__ABOUT THIS EXERCISE__:
In the entries below, some lines contain "taskbar"; work out how many and answer with the figure only.

Top of DATA SHOWN

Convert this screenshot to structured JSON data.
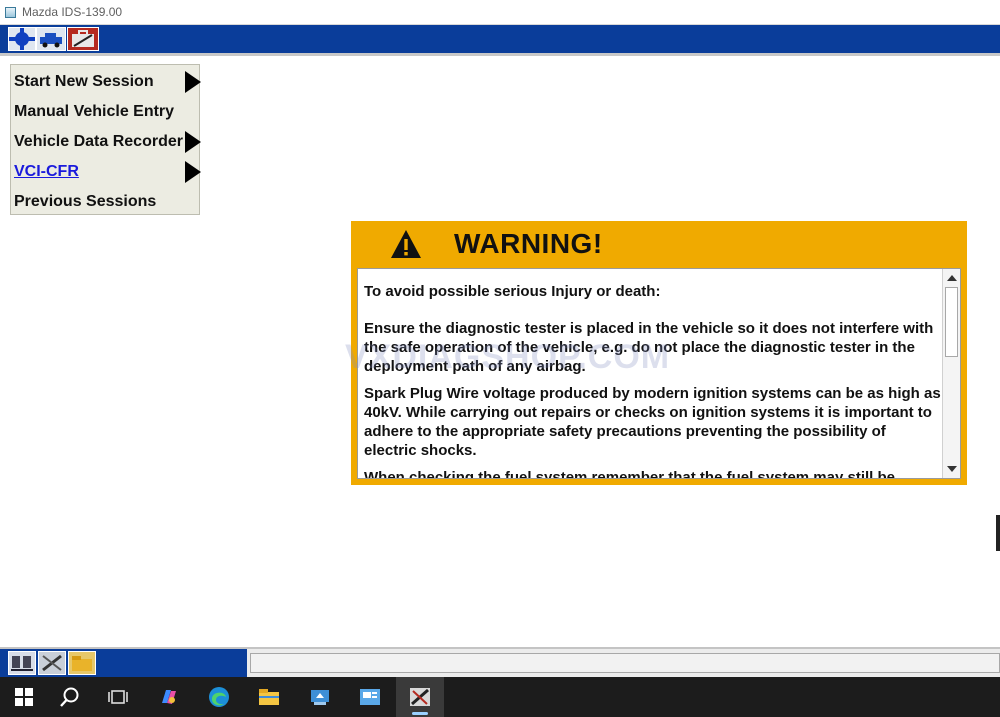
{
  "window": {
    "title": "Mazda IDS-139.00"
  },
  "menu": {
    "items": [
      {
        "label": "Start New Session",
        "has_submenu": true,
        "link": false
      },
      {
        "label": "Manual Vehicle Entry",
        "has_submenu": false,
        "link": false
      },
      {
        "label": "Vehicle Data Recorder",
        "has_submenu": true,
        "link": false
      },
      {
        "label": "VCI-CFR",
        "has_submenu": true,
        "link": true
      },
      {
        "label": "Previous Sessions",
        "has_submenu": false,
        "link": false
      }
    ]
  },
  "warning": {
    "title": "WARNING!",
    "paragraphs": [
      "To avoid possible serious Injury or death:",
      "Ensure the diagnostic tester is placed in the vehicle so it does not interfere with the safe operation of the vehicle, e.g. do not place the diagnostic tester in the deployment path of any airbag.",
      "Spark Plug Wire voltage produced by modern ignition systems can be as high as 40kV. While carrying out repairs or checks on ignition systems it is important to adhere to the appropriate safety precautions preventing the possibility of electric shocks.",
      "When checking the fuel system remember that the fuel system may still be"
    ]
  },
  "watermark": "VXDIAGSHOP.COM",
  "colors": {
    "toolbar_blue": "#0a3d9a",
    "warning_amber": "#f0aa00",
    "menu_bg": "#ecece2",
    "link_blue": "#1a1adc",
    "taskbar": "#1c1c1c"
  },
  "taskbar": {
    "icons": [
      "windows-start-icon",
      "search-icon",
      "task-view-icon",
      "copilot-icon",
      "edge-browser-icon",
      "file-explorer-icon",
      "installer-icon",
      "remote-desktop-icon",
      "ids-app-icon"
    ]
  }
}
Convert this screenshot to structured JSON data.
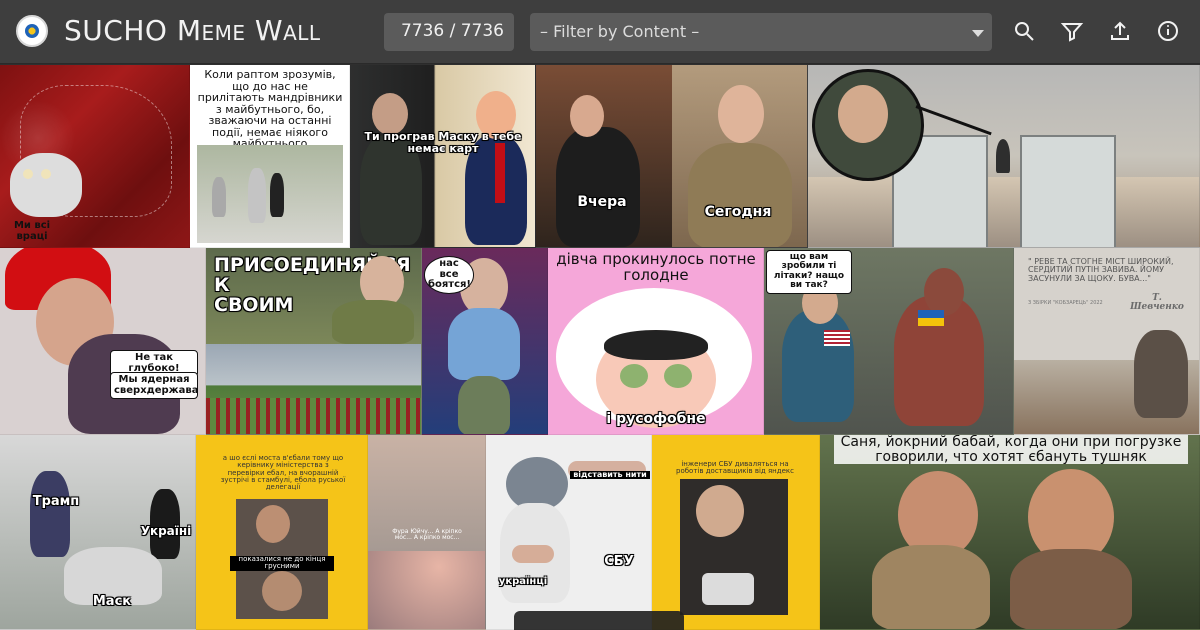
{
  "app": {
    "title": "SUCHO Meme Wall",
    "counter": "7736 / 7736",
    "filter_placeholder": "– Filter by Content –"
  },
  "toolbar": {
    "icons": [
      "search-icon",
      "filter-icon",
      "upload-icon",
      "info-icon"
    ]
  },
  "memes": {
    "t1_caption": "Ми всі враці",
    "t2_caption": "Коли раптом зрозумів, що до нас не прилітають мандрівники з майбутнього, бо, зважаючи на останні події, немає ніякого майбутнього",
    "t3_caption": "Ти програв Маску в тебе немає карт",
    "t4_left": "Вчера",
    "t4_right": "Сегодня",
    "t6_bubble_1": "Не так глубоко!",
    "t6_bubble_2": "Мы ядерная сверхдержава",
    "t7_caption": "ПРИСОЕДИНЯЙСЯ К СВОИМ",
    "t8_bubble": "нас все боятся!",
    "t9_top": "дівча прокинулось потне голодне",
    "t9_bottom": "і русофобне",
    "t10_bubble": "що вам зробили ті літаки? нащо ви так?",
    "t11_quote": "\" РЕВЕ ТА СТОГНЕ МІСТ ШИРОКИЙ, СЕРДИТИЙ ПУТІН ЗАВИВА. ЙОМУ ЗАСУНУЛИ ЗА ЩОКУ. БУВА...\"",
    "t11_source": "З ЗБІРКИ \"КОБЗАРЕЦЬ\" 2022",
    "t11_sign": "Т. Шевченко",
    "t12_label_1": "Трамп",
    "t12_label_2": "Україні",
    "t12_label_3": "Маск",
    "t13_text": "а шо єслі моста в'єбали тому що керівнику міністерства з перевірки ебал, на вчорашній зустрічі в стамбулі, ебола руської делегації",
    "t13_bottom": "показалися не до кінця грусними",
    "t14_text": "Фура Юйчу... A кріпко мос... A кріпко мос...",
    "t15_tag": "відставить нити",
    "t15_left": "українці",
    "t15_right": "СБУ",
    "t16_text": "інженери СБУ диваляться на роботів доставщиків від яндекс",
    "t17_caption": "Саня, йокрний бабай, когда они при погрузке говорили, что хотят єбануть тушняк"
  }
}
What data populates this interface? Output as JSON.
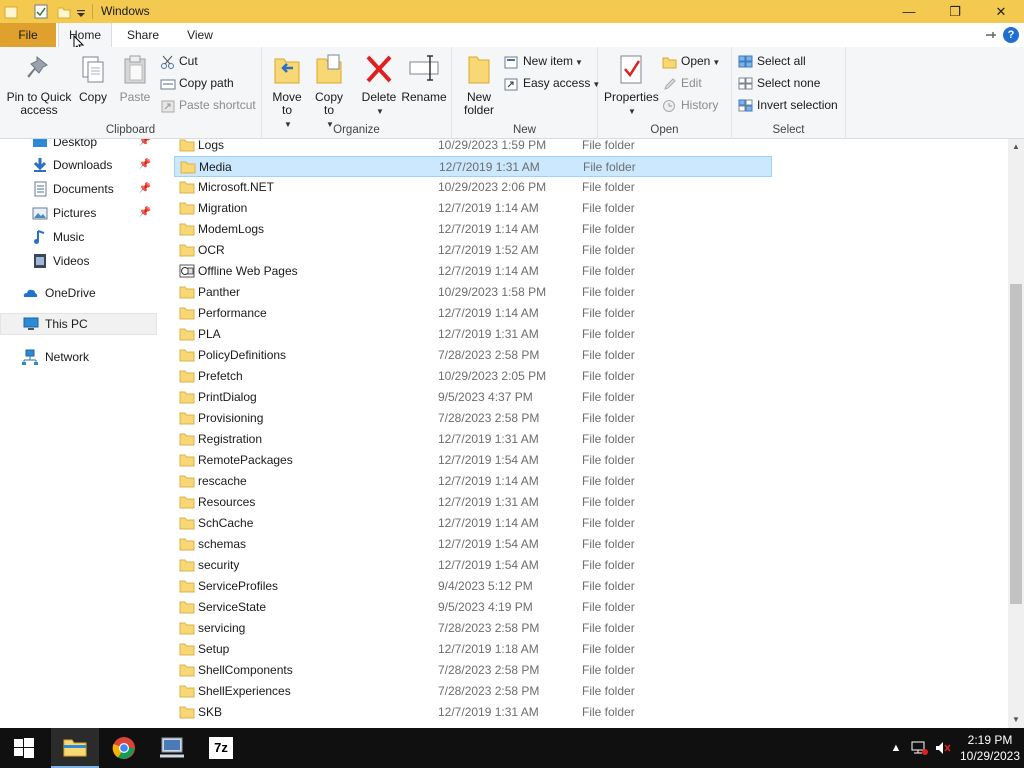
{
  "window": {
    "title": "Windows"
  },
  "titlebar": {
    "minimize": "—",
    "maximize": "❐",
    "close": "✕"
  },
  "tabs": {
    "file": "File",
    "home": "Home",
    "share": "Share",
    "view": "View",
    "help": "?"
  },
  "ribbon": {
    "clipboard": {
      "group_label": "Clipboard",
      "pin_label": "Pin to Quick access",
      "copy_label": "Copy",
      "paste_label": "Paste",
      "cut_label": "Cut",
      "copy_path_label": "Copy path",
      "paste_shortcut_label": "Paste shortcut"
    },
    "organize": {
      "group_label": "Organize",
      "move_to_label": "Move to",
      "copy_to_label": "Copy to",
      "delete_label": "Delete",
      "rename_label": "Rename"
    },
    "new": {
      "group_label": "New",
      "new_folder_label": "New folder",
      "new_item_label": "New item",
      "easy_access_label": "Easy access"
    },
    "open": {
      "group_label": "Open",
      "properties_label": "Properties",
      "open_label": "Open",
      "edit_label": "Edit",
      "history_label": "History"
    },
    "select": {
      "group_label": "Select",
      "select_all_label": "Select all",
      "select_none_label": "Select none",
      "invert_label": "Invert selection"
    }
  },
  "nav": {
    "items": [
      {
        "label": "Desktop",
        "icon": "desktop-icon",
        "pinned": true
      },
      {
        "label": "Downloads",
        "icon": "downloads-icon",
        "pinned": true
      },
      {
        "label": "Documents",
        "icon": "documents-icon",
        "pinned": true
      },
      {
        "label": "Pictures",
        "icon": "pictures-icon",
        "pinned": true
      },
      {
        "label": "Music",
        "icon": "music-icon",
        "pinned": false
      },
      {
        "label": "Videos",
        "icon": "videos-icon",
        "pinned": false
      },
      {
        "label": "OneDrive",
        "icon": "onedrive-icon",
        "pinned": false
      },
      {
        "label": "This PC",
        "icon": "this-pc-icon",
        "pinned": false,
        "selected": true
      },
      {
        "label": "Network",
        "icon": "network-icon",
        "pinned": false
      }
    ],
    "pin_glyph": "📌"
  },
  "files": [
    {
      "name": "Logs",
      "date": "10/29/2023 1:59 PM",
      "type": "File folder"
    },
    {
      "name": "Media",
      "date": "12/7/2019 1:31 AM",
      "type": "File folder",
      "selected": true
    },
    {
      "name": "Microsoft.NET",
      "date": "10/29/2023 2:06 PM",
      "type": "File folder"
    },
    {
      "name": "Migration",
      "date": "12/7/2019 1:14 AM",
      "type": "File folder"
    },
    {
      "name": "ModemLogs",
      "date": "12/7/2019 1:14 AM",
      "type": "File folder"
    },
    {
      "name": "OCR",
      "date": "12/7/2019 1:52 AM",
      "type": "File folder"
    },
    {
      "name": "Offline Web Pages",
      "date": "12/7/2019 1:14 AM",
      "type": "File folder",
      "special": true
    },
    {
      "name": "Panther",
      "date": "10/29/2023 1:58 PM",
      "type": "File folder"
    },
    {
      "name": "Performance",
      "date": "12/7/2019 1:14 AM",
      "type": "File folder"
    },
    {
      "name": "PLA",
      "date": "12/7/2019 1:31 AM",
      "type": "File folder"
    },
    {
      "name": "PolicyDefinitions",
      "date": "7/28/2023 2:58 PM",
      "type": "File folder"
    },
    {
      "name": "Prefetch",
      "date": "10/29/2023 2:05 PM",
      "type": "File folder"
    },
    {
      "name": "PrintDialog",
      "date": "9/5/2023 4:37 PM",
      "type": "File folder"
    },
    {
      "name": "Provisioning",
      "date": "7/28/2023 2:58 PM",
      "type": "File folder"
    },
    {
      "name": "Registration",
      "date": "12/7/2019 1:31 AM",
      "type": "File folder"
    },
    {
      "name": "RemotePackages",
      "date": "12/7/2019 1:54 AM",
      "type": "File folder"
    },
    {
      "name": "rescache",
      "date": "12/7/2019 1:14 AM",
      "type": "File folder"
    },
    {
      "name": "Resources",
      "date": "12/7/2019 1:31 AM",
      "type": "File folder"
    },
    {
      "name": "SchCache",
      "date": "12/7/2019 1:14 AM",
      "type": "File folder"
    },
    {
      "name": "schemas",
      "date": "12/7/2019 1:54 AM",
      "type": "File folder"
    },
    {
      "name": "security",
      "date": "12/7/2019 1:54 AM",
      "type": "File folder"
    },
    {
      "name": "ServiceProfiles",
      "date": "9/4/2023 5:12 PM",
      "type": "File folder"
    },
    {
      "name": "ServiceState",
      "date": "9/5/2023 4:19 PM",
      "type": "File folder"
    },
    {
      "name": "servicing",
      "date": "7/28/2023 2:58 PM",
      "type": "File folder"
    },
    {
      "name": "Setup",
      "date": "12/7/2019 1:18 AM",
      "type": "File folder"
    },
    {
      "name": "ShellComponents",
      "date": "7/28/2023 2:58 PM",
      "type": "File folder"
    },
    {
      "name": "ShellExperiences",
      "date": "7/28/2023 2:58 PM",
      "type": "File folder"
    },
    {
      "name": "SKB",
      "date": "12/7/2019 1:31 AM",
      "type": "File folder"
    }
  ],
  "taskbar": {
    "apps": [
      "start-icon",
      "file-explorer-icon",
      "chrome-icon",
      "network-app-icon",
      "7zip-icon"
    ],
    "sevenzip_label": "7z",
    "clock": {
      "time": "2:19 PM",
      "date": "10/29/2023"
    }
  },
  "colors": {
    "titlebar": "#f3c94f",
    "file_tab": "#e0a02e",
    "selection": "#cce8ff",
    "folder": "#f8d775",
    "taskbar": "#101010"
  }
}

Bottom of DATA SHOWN

__COMPLETED TASK__:
4